EXERCISE: Nothing in the data may be altered, so output all of it exactly.

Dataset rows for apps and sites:
________
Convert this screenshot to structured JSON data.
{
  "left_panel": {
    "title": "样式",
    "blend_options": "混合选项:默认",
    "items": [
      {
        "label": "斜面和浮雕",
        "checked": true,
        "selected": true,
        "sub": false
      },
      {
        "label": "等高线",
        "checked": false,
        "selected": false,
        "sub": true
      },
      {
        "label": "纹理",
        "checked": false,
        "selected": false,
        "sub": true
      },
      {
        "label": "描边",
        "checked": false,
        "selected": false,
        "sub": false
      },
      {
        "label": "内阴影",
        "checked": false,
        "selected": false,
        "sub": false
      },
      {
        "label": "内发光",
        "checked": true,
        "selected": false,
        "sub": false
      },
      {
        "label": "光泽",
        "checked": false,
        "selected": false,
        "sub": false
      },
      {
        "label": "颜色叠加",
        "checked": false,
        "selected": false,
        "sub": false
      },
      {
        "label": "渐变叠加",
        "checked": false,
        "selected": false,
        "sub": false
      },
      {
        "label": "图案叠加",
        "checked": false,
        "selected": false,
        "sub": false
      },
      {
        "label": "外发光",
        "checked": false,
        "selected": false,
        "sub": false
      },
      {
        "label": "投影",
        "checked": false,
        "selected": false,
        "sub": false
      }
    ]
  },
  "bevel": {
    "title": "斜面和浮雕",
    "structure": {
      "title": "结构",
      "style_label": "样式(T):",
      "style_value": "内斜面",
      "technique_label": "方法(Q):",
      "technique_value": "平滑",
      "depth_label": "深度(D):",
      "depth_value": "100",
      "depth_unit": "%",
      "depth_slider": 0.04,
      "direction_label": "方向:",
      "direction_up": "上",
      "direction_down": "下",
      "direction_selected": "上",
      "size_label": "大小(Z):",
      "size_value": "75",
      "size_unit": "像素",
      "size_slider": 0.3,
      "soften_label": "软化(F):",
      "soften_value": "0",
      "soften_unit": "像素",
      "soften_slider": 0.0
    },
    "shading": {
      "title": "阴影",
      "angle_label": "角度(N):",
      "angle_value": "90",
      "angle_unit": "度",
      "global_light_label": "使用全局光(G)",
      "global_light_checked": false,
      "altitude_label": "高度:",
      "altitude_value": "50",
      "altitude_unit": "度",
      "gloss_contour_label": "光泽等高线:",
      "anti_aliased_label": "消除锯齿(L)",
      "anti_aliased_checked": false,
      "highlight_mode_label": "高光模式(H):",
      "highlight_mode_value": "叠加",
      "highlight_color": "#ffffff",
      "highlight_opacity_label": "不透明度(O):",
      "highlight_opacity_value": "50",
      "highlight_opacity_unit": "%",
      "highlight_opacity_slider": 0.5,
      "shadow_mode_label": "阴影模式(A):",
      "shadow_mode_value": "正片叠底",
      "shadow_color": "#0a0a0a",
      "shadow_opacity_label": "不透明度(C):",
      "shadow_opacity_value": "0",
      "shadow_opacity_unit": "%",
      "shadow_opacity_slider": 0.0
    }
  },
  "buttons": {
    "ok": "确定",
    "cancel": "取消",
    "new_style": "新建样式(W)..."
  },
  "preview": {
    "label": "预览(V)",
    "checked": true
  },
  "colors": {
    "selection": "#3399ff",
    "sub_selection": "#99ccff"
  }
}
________
RESPONSE:
Convert this screenshot to structured JSON data.
{
  "left_panel": {
    "title": "样式",
    "blend_options": "混合选项:默认",
    "items": [
      {
        "label": "斜面和浮雕",
        "checked": true,
        "selected": true,
        "sub": false
      },
      {
        "label": "等高线",
        "checked": false,
        "selected": false,
        "sub": true
      },
      {
        "label": "纹理",
        "checked": false,
        "selected": false,
        "sub": true
      },
      {
        "label": "描边",
        "checked": false,
        "selected": false,
        "sub": false
      },
      {
        "label": "内阴影",
        "checked": false,
        "selected": false,
        "sub": false
      },
      {
        "label": "内发光",
        "checked": true,
        "selected": false,
        "sub": false
      },
      {
        "label": "光泽",
        "checked": false,
        "selected": false,
        "sub": false
      },
      {
        "label": "颜色叠加",
        "checked": false,
        "selected": false,
        "sub": false
      },
      {
        "label": "渐变叠加",
        "checked": false,
        "selected": false,
        "sub": false
      },
      {
        "label": "图案叠加",
        "checked": false,
        "selected": false,
        "sub": false
      },
      {
        "label": "外发光",
        "checked": false,
        "selected": false,
        "sub": false
      },
      {
        "label": "投影",
        "checked": false,
        "selected": false,
        "sub": false
      }
    ]
  },
  "bevel": {
    "title": "斜面和浮雕",
    "structure": {
      "title": "结构",
      "style_label": "样式(T):",
      "style_value": "内斜面",
      "technique_label": "方法(Q):",
      "technique_value": "平滑",
      "depth_label": "深度(D):",
      "depth_value": "100",
      "depth_unit": "%",
      "depth_slider": 0.04,
      "direction_label": "方向:",
      "direction_up": "上",
      "direction_down": "下",
      "direction_selected": "上",
      "size_label": "大小(Z):",
      "size_value": "75",
      "size_unit": "像素",
      "size_slider": 0.3,
      "soften_label": "软化(F):",
      "soften_value": "0",
      "soften_unit": "像素",
      "soften_slider": 0.0
    },
    "shading": {
      "title": "阴影",
      "angle_label": "角度(N):",
      "angle_value": "90",
      "angle_unit": "度",
      "global_light_label": "使用全局光(G)",
      "global_light_checked": false,
      "altitude_label": "高度:",
      "altitude_value": "50",
      "altitude_unit": "度",
      "gloss_contour_label": "光泽等高线:",
      "anti_aliased_label": "消除锯齿(L)",
      "anti_aliased_checked": false,
      "highlight_mode_label": "高光模式(H):",
      "highlight_mode_value": "叠加",
      "highlight_color": "#ffffff",
      "highlight_opacity_label": "不透明度(O):",
      "highlight_opacity_value": "50",
      "highlight_opacity_unit": "%",
      "highlight_opacity_slider": 0.5,
      "shadow_mode_label": "阴影模式(A):",
      "shadow_mode_value": "正片叠底",
      "shadow_color": "#0a0a0a",
      "shadow_opacity_label": "不透明度(C):",
      "shadow_opacity_value": "0",
      "shadow_opacity_unit": "%",
      "shadow_opacity_slider": 0.0
    }
  },
  "buttons": {
    "ok": "确定",
    "cancel": "取消",
    "new_style": "新建样式(W)..."
  },
  "preview": {
    "label": "预览(V)",
    "checked": true
  },
  "colors": {
    "selection": "#3399ff",
    "sub_selection": "#99ccff"
  }
}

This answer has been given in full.